The country requires standard spellings for the names of dzongkhags, gewogs and chiwogs. Standardised spellings are important today as incorrect spellings can have legal implications.

Moreover, geographic nomenclatures are the first point of reference used for spatial location and they form an integral part of personal identity by defining where we were born, live, have lived, and from where our ancestors have come from.

While various agencies may have the authority to discharge their mandates in accordance with the Constitution and relevant laws, each agency coming up with their own set of spellings for names of places, which are commonly used, have potential to create confusion as time passes by.

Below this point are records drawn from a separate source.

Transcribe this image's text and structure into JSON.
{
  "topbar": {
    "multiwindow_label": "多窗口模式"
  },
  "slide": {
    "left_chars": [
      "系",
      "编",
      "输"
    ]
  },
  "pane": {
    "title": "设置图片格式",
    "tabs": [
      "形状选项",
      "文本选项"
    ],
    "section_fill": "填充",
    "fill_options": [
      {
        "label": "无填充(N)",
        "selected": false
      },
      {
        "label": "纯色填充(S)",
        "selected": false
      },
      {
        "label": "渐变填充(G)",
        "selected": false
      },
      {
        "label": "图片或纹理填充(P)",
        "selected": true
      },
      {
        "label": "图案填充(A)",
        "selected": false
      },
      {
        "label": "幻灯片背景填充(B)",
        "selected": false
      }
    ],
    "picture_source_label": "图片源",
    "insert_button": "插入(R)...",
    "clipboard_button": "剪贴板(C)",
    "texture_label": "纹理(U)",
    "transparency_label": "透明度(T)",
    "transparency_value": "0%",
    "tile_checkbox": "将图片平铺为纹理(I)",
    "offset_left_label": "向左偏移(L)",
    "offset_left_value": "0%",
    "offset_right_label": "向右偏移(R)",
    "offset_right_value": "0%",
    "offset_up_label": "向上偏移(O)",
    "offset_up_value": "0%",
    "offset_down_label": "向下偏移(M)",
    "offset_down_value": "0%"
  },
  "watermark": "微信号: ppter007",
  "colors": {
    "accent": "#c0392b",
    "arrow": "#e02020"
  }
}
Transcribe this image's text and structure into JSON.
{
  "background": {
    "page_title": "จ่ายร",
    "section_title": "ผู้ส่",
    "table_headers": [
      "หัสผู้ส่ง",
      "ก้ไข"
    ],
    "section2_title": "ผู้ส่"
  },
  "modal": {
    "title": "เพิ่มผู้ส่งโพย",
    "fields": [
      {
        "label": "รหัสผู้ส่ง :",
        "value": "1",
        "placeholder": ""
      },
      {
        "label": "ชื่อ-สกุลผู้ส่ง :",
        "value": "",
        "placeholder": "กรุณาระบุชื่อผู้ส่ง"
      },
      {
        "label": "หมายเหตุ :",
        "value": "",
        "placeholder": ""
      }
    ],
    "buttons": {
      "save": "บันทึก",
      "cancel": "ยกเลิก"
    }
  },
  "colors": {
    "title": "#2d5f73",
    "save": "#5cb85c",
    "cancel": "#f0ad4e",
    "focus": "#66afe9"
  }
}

The issue of different spellings of our dzongkhags, gewogs and villages has been going on for years. In the recent past, the Election Commission of Bhutan (ECB) and the Delimitation Commission published a list of their own spellings for names of gewogs and chiwogs. We recall the efforts made by the home ministry in the past requiring standard spellings of the 20 dzongkhags, some of which are still spelt differently. For example “Mongar and Monggar, and Chukha and Chhukha”.

Further complication arises with gewogs, chiwogs, and village names. Some have complained that the names of their villages and chiwogs have become strange.

A person didn’t realise he was reading an article of his own village until he saw the photo of his village in the same article as his village was strangely spelt.

The National Council during the recent session has also sought the government’s intervention to work towards harmonisation of names and spellings of gewogs, chiwogs and villages. The home ministry in its reply to the National Council has acknowledged that ‘changes in names and spellings have created certain degree of confusion and inconveniences with the usage’.

In the meantime, the National Land Commission (NLC) published the first Atlas of Bhutan on June 23 this year. It is a very important document for the country. As the custodian of land, the NLC also has a pivotal role in standardisation of the spellings of the names of places in view of land records and maps, surveys, thrams and transactions.

At a glance, while comparing the list of dzongkhags and gewogs issued vide ECB Notification on Release of the Revised Atlas of the Local Government Demkhongs of May 11, 2016, and the recent NLC Atlas, three dzongkhags and 101 gewogs are spelt differently.

Therefore, there is an urgent need of coordination of the relevant agencies to resolve the issue and harmonise the spellings once for all.